## Problem to work on
Please repeat the whole listing verbatim.

---+---

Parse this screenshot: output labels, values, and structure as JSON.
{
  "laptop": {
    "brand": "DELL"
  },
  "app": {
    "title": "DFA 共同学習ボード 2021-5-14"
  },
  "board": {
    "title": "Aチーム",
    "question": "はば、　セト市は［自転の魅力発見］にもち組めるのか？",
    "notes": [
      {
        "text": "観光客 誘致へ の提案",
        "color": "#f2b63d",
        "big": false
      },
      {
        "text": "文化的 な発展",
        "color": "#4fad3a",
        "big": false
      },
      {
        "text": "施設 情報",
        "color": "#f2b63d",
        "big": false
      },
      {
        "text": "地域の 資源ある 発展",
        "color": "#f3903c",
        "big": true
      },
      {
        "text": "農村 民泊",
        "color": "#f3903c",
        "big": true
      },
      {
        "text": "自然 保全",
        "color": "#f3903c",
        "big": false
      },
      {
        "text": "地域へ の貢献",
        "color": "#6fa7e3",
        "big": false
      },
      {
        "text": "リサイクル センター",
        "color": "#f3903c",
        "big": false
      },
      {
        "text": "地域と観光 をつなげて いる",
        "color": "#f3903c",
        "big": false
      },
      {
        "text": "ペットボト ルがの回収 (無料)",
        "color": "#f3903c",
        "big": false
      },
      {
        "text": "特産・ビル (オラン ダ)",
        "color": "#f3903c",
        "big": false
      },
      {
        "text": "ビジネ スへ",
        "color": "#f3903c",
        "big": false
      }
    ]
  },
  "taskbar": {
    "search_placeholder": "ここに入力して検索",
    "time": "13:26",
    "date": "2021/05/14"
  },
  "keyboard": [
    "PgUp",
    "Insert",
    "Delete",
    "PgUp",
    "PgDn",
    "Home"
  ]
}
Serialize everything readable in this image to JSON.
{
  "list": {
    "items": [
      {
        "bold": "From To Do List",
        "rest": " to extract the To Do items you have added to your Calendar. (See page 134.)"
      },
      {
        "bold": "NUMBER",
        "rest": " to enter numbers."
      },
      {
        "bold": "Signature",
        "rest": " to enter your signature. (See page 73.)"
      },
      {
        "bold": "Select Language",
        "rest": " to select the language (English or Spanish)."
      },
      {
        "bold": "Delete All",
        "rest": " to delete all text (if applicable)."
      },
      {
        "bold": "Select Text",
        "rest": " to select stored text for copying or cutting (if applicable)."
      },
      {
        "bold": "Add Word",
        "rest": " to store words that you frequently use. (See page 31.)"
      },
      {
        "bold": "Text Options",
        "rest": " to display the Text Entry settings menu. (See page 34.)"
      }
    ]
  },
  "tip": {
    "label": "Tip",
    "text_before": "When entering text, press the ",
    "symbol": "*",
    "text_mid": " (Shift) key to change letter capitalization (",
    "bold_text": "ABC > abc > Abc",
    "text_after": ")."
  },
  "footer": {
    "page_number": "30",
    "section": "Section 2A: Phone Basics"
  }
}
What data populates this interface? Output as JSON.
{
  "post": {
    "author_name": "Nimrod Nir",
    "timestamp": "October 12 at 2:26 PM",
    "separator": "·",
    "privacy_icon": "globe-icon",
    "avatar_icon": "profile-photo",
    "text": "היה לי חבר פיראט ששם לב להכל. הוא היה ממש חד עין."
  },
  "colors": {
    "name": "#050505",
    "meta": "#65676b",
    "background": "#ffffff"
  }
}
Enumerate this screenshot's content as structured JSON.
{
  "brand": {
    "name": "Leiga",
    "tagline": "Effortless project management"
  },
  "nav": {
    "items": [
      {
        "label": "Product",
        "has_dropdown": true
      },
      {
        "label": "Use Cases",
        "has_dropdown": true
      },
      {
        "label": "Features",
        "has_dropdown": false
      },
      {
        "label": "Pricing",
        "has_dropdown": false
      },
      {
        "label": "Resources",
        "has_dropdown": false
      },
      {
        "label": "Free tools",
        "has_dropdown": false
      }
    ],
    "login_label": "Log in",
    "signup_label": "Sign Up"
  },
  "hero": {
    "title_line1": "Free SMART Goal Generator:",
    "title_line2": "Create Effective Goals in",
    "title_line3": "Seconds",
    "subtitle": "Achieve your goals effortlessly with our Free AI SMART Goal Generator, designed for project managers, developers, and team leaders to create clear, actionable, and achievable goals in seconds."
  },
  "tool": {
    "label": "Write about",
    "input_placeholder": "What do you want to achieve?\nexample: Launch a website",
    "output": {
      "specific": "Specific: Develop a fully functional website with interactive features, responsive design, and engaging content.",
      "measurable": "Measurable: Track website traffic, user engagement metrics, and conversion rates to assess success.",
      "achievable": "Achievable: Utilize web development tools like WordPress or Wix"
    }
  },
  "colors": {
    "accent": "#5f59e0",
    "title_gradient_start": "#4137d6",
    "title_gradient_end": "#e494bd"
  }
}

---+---

## Answer box
Parse this screenshot: output labels, values, and structure as JSON.
{
  "laptop": {
    "brand": "DELL"
  },
  "app": {
    "title": "DFA 共同学習ボード 2021-5-14"
  },
  "board": {
    "title": "Aチーム",
    "question": "はば、　セト市は［自転の魅力発見］にもち組めるのか？",
    "notes": [
      {
        "text": "観光客 誘致へ の提案",
        "color": "#f2b63d",
        "big": false
      },
      {
        "text": "文化的 な発展",
        "color": "#4fad3a",
        "big": false
      },
      {
        "text": "施設 情報",
        "color": "#f2b63d",
        "big": false
      },
      {
        "text": "地域の 資源ある 発展",
        "color": "#f3903c",
        "big": true
      },
      {
        "text": "農村 民泊",
        "color": "#f3903c",
        "big": true
      },
      {
        "text": "自然 保全",
        "color": "#f3903c",
        "big": false
      },
      {
        "text": "地域へ の貢献",
        "color": "#6fa7e3",
        "big": false
      },
      {
        "text": "リサイクル センター",
        "color": "#f3903c",
        "big": false
      },
      {
        "text": "地域と観光 をつなげて いる",
        "color": "#f3903c",
        "big": false
      },
      {
        "text": "ペットボト ルがの回収 (無料)",
        "color": "#f3903c",
        "big": false
      },
      {
        "text": "特産・ビル (オラン ダ)",
        "color": "#f3903c",
        "big": false
      },
      {
        "text": "ビジネ スへ",
        "color": "#f3903c",
        "big": false
      }
    ]
  },
  "taskbar": {
    "search_placeholder": "ここに入力して検索",
    "time": "13:26",
    "date": "2021/05/14"
  },
  "keyboard": [
    "PgUp",
    "Insert",
    "Delete",
    "PgUp",
    "PgDn",
    "Home"
  ]
}
Serialize everything readable in this image to JSON.
{
  "list": {
    "items": [
      {
        "bold": "From To Do List",
        "rest": " to extract the To Do items you have added to your Calendar. (See page 134.)"
      },
      {
        "bold": "NUMBER",
        "rest": " to enter numbers."
      },
      {
        "bold": "Signature",
        "rest": " to enter your signature. (See page 73.)"
      },
      {
        "bold": "Select Language",
        "rest": " to select the language (English or Spanish)."
      },
      {
        "bold": "Delete All",
        "rest": " to delete all text (if applicable)."
      },
      {
        "bold": "Select Text",
        "rest": " to select stored text for copying or cutting (if applicable)."
      },
      {
        "bold": "Add Word",
        "rest": " to store words that you frequently use. (See page 31.)"
      },
      {
        "bold": "Text Options",
        "rest": " to display the Text Entry settings menu. (See page 34.)"
      }
    ]
  },
  "tip": {
    "label": "Tip",
    "text_before": "When entering text, press the ",
    "symbol": "*",
    "text_mid": " (Shift) key to change letter capitalization (",
    "bold_text": "ABC > abc > Abc",
    "text_after": ")."
  },
  "footer": {
    "page_number": "30",
    "section": "Section 2A: Phone Basics"
  }
}
What data populates this interface? Output as JSON.
{
  "post": {
    "author_name": "Nimrod Nir",
    "timestamp": "October 12 at 2:26 PM",
    "separator": "·",
    "privacy_icon": "globe-icon",
    "avatar_icon": "profile-photo",
    "text": "היה לי חבר פיראט ששם לב להכל. הוא היה ממש חד עין."
  },
  "colors": {
    "name": "#050505",
    "meta": "#65676b",
    "background": "#ffffff"
  }
}
Enumerate this screenshot's content as structured JSON.
{
  "brand": {
    "name": "Leiga",
    "tagline": "Effortless project management"
  },
  "nav": {
    "items": [
      {
        "label": "Product",
        "has_dropdown": true
      },
      {
        "label": "Use Cases",
        "has_dropdown": true
      },
      {
        "label": "Features",
        "has_dropdown": false
      },
      {
        "label": "Pricing",
        "has_dropdown": false
      },
      {
        "label": "Resources",
        "has_dropdown": false
      },
      {
        "label": "Free tools",
        "has_dropdown": false
      }
    ],
    "login_label": "Log in",
    "signup_label": "Sign Up"
  },
  "hero": {
    "title_line1": "Free SMART Goal Generator:",
    "title_line2": "Create Effective Goals in",
    "title_line3": "Seconds",
    "subtitle": "Achieve your goals effortlessly with our Free AI SMART Goal Generator, designed for project managers, developers, and team leaders to create clear, actionable, and achievable goals in seconds."
  },
  "tool": {
    "label": "Write about",
    "input_placeholder": "What do you want to achieve?\nexample: Launch a website",
    "output": {
      "specific": "Specific: Develop a fully functional website with interactive features, responsive design, and engaging content.",
      "measurable": "Measurable: Track website traffic, user engagement metrics, and conversion rates to assess success.",
      "achievable": "Achievable: Utilize web development tools like WordPress or Wix"
    }
  },
  "colors": {
    "accent": "#5f59e0",
    "title_gradient_start": "#4137d6",
    "title_gradient_end": "#e494bd"
  }
}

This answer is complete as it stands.